WHAT IS EXPECTED> The listing below must be given again in full, exactly.

TASK INPUTS>
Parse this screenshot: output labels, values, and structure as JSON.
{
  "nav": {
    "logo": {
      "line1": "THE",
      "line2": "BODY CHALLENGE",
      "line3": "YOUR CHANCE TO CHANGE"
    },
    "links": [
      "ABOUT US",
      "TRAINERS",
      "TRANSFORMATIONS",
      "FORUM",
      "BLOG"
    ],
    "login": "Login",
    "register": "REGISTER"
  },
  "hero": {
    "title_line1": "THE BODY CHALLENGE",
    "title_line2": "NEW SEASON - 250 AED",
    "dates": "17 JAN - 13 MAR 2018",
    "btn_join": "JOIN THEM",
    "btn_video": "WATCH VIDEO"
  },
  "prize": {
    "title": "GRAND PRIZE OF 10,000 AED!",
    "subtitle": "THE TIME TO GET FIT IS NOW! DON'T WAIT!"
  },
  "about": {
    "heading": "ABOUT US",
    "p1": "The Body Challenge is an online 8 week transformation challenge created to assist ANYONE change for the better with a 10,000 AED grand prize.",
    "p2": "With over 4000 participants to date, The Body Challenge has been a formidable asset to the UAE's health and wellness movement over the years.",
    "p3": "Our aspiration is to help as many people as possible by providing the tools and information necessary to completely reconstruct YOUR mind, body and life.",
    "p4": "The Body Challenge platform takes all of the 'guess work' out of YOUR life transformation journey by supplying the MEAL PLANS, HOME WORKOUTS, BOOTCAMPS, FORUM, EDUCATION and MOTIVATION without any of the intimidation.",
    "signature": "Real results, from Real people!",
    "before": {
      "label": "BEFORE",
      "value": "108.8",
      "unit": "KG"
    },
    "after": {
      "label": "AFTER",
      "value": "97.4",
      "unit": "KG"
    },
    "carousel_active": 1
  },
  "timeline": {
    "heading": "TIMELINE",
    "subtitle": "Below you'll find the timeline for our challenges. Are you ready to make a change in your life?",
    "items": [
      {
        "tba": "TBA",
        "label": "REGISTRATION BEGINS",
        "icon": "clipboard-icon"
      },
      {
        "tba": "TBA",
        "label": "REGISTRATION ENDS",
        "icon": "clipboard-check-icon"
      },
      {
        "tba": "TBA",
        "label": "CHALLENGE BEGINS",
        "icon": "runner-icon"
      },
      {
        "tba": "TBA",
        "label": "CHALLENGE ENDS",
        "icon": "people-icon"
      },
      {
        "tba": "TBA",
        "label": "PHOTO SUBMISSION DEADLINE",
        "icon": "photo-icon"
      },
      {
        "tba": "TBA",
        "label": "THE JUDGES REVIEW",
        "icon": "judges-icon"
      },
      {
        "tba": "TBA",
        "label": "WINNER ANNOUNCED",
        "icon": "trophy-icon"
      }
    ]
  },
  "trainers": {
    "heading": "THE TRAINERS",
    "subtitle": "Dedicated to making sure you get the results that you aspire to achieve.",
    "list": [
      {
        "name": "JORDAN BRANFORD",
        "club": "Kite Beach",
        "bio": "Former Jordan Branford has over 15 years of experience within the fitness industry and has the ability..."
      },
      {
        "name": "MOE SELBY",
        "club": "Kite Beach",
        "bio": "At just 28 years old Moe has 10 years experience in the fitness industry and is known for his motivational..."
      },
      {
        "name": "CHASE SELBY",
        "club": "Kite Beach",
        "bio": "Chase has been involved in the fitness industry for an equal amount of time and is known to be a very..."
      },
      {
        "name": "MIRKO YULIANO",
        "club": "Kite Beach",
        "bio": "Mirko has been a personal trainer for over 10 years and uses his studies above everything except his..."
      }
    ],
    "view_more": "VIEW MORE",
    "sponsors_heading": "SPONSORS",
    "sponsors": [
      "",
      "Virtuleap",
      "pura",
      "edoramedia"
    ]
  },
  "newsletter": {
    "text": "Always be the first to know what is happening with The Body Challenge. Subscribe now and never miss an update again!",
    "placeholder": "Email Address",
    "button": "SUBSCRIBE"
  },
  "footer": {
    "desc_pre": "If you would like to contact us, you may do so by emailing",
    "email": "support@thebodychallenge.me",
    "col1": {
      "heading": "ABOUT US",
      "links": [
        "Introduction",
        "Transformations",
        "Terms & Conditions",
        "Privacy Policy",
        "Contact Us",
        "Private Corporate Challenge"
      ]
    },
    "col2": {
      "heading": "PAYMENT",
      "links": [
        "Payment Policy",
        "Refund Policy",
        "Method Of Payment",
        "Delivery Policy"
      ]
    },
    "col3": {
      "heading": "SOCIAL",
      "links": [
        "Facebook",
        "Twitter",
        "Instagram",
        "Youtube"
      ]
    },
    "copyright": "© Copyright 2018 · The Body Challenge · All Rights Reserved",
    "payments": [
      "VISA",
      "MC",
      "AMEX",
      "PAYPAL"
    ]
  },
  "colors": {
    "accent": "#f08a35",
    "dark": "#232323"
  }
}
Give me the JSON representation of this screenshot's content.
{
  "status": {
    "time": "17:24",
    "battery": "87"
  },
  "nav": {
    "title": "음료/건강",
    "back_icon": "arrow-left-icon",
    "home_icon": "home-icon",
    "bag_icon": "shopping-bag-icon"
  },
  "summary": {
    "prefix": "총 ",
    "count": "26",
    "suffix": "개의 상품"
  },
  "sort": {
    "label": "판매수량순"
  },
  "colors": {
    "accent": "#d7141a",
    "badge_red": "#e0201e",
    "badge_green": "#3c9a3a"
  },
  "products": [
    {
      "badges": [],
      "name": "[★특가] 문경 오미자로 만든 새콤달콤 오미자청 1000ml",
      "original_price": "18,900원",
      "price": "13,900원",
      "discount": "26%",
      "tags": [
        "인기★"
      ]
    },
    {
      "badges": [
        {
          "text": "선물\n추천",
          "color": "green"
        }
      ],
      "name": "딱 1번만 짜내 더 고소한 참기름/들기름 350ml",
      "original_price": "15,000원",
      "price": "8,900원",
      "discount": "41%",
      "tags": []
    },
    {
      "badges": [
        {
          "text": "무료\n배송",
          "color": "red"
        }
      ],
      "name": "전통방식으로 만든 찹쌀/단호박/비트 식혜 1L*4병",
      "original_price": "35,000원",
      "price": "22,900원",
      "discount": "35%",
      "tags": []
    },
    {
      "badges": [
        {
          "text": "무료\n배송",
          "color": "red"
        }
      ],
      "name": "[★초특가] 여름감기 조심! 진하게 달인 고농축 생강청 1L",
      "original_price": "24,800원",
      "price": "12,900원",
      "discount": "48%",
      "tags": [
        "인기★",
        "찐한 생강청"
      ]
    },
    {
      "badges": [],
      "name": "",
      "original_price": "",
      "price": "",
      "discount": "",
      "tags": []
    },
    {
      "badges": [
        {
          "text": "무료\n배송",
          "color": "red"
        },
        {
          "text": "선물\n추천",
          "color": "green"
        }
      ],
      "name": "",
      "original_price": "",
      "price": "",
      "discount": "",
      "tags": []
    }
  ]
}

ANSWER BELOW>
Parse this screenshot: output labels, values, and structure as JSON.
{
  "nav": {
    "logo": {
      "line1": "THE",
      "line2": "BODY CHALLENGE",
      "line3": "YOUR CHANCE TO CHANGE"
    },
    "links": [
      "ABOUT US",
      "TRAINERS",
      "TRANSFORMATIONS",
      "FORUM",
      "BLOG"
    ],
    "login": "Login",
    "register": "REGISTER"
  },
  "hero": {
    "title_line1": "THE BODY CHALLENGE",
    "title_line2": "NEW SEASON - 250 AED",
    "dates": "17 JAN - 13 MAR 2018",
    "btn_join": "JOIN THEM",
    "btn_video": "WATCH VIDEO"
  },
  "prize": {
    "title": "GRAND PRIZE OF 10,000 AED!",
    "subtitle": "THE TIME TO GET FIT IS NOW! DON'T WAIT!"
  },
  "about": {
    "heading": "ABOUT US",
    "p1": "The Body Challenge is an online 8 week transformation challenge created to assist ANYONE change for the better with a 10,000 AED grand prize.",
    "p2": "With over 4000 participants to date, The Body Challenge has been a formidable asset to the UAE's health and wellness movement over the years.",
    "p3": "Our aspiration is to help as many people as possible by providing the tools and information necessary to completely reconstruct YOUR mind, body and life.",
    "p4": "The Body Challenge platform takes all of the 'guess work' out of YOUR life transformation journey by supplying the MEAL PLANS, HOME WORKOUTS, BOOTCAMPS, FORUM, EDUCATION and MOTIVATION without any of the intimidation.",
    "signature": "Real results, from Real people!",
    "before": {
      "label": "BEFORE",
      "value": "108.8",
      "unit": "KG"
    },
    "after": {
      "label": "AFTER",
      "value": "97.4",
      "unit": "KG"
    },
    "carousel_active": 1
  },
  "timeline": {
    "heading": "TIMELINE",
    "subtitle": "Below you'll find the timeline for our challenges. Are you ready to make a change in your life?",
    "items": [
      {
        "tba": "TBA",
        "label": "REGISTRATION BEGINS",
        "icon": "clipboard-icon"
      },
      {
        "tba": "TBA",
        "label": "REGISTRATION ENDS",
        "icon": "clipboard-check-icon"
      },
      {
        "tba": "TBA",
        "label": "CHALLENGE BEGINS",
        "icon": "runner-icon"
      },
      {
        "tba": "TBA",
        "label": "CHALLENGE ENDS",
        "icon": "people-icon"
      },
      {
        "tba": "TBA",
        "label": "PHOTO SUBMISSION DEADLINE",
        "icon": "photo-icon"
      },
      {
        "tba": "TBA",
        "label": "THE JUDGES REVIEW",
        "icon": "judges-icon"
      },
      {
        "tba": "TBA",
        "label": "WINNER ANNOUNCED",
        "icon": "trophy-icon"
      }
    ]
  },
  "trainers": {
    "heading": "THE TRAINERS",
    "subtitle": "Dedicated to making sure you get the results that you aspire to achieve.",
    "list": [
      {
        "name": "JORDAN BRANFORD",
        "club": "Kite Beach",
        "bio": "Former Jordan Branford has over 15 years of experience within the fitness industry and has the ability..."
      },
      {
        "name": "MOE SELBY",
        "club": "Kite Beach",
        "bio": "At just 28 years old Moe has 10 years experience in the fitness industry and is known for his motivational..."
      },
      {
        "name": "CHASE SELBY",
        "club": "Kite Beach",
        "bio": "Chase has been involved in the fitness industry for an equal amount of time and is known to be a very..."
      },
      {
        "name": "MIRKO YULIANO",
        "club": "Kite Beach",
        "bio": "Mirko has been a personal trainer for over 10 years and uses his studies above everything except his..."
      }
    ],
    "view_more": "VIEW MORE",
    "sponsors_heading": "SPONSORS",
    "sponsors": [
      "",
      "Virtuleap",
      "pura",
      "edoramedia"
    ]
  },
  "newsletter": {
    "text": "Always be the first to know what is happening with The Body Challenge. Subscribe now and never miss an update again!",
    "placeholder": "Email Address",
    "button": "SUBSCRIBE"
  },
  "footer": {
    "desc_pre": "If you would like to contact us, you may do so by emailing",
    "email": "support@thebodychallenge.me",
    "col1": {
      "heading": "ABOUT US",
      "links": [
        "Introduction",
        "Transformations",
        "Terms & Conditions",
        "Privacy Policy",
        "Contact Us",
        "Private Corporate Challenge"
      ]
    },
    "col2": {
      "heading": "PAYMENT",
      "links": [
        "Payment Policy",
        "Refund Policy",
        "Method Of Payment",
        "Delivery Policy"
      ]
    },
    "col3": {
      "heading": "SOCIAL",
      "links": [
        "Facebook",
        "Twitter",
        "Instagram",
        "Youtube"
      ]
    },
    "copyright": "© Copyright 2018 · The Body Challenge · All Rights Reserved",
    "payments": [
      "VISA",
      "MC",
      "AMEX",
      "PAYPAL"
    ]
  },
  "colors": {
    "accent": "#f08a35",
    "dark": "#232323"
  }
}
Give me the JSON representation of this screenshot's content.
{
  "status": {
    "time": "17:24",
    "battery": "87"
  },
  "nav": {
    "title": "음료/건강",
    "back_icon": "arrow-left-icon",
    "home_icon": "home-icon",
    "bag_icon": "shopping-bag-icon"
  },
  "summary": {
    "prefix": "총 ",
    "count": "26",
    "suffix": "개의 상품"
  },
  "sort": {
    "label": "판매수량순"
  },
  "colors": {
    "accent": "#d7141a",
    "badge_red": "#e0201e",
    "badge_green": "#3c9a3a"
  },
  "products": [
    {
      "badges": [],
      "name": "[★특가] 문경 오미자로 만든 새콤달콤 오미자청 1000ml",
      "original_price": "18,900원",
      "price": "13,900원",
      "discount": "26%",
      "tags": [
        "인기★"
      ]
    },
    {
      "badges": [
        {
          "text": "선물\n추천",
          "color": "green"
        }
      ],
      "name": "딱 1번만 짜내 더 고소한 참기름/들기름 350ml",
      "original_price": "15,000원",
      "price": "8,900원",
      "discount": "41%",
      "tags": []
    },
    {
      "badges": [
        {
          "text": "무료\n배송",
          "color": "red"
        }
      ],
      "name": "전통방식으로 만든 찹쌀/단호박/비트 식혜 1L*4병",
      "original_price": "35,000원",
      "price": "22,900원",
      "discount": "35%",
      "tags": []
    },
    {
      "badges": [
        {
          "text": "무료\n배송",
          "color": "red"
        }
      ],
      "name": "[★초특가] 여름감기 조심! 진하게 달인 고농축 생강청 1L",
      "original_price": "24,800원",
      "price": "12,900원",
      "discount": "48%",
      "tags": [
        "인기★",
        "찐한 생강청"
      ]
    },
    {
      "badges": [],
      "name": "",
      "original_price": "",
      "price": "",
      "discount": "",
      "tags": []
    },
    {
      "badges": [
        {
          "text": "무료\n배송",
          "color": "red"
        },
        {
          "text": "선물\n추천",
          "color": "green"
        }
      ],
      "name": "",
      "original_price": "",
      "price": "",
      "discount": "",
      "tags": []
    }
  ]
}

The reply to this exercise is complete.